A local man who joined the Army after graduating from high school, with dreams of becoming a career officer, is being accused of ordering Iraqi police officers to kill two civilians.
Carl Bjork, 28, who was awarded a Bronze Star for his heroism overseas, attended Evergreen High School from 1995 to 1997 before transferring to Wentworth Military Academy in Lexington, Mo. He graduated from CU in 2004 and immediately went into the Army.
“He’s a patriot. He’s a warrior. He absolutely loves the army,” said his father, Peter Bjork, an attorney in Denver who has lived in Evergreen for 19 years. “His goal was to become a career officer.”
Carl Bjork was deployed in Iraq from January 2006 to April 2007.
Peter Bjork said the work was dangerous, but his son felt he was doing what he was meant to do. “He’s a strong man. He’s a stronger man than I am,” Bjork said.
An outdoorsman who loves adventure, Carl Bjork is a golfer and a runner. He competed twice in the New Mexico Bataan Memorial Marathon, which involves running 26 miles in full uniform with a pack and boots on.
“What’s even worse is the investigation has been completed, and now they decide to drag him back to Baghdad to be alone before Christmas,” Peter Bjork said.
After the incident allegedly took place in 2006, Bjork was sent back to the United States to work a desk job. He recently was sent back to Iraq to work as a bodyguard for USO entertainers in Baghdad.
“Our lawyer believes they are looking for a get-out-of-jail-free card. They are trying to point the finger at someone else,” Peter Bjork said.
The family has retained Victor Kelley, a military lawyer based in Birmingham, Ala. Kelley attended a hearing on the matter in Baghdad in November. The hearing is like a grand jury hearing in the U.S., except the defendant and his lawyer can be there, Kelley said.
Kelley told the Canyon Courier there is no evidence Bjork gave any orders to kill the men in question.
“There was no order given. There was no evidence that happened. The charges have been proffered. It’s like a complaint,” Kelley said.
“There is evidence the four people (in jail) are responsible. The thing that precipitated this was the U.S. arrested the Iraqi chief of police (Ibrahim Hamid Jaza),” Kelley said.
“As a result of him being arrested, (the prisoners) started pointing the finger … . We’ve got good evidence the former chief had a motive in seeing these people killed. (We think) they abducted the police chief’s brother and had him publicly beheaded,” Kelley said.
Kelley said it’s up to commanding officer Lt. Gen. Jocoby to decide whether or not there is “reasonable belief” that Bjork could have ordered the killings.
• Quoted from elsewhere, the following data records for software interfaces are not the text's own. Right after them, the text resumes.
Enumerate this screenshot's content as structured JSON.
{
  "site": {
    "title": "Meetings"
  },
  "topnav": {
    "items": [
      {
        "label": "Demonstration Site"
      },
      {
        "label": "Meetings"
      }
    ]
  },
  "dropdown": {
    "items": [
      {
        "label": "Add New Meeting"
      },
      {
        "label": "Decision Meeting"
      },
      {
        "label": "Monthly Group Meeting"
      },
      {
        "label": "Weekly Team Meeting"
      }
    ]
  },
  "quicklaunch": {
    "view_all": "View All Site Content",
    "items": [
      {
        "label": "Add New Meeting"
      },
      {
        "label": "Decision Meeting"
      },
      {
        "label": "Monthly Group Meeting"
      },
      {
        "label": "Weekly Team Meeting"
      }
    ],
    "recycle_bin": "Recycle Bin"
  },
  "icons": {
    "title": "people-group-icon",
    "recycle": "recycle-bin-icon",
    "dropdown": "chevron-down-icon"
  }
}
Based on such a low standard, Kelley said he believed the case probably would go forward but that Bjork certainly will be exonerated.
A Facebook page has been set up for people who want to indicate their support at www.facebook.com/group.php?gid=193919133047&ref=mf.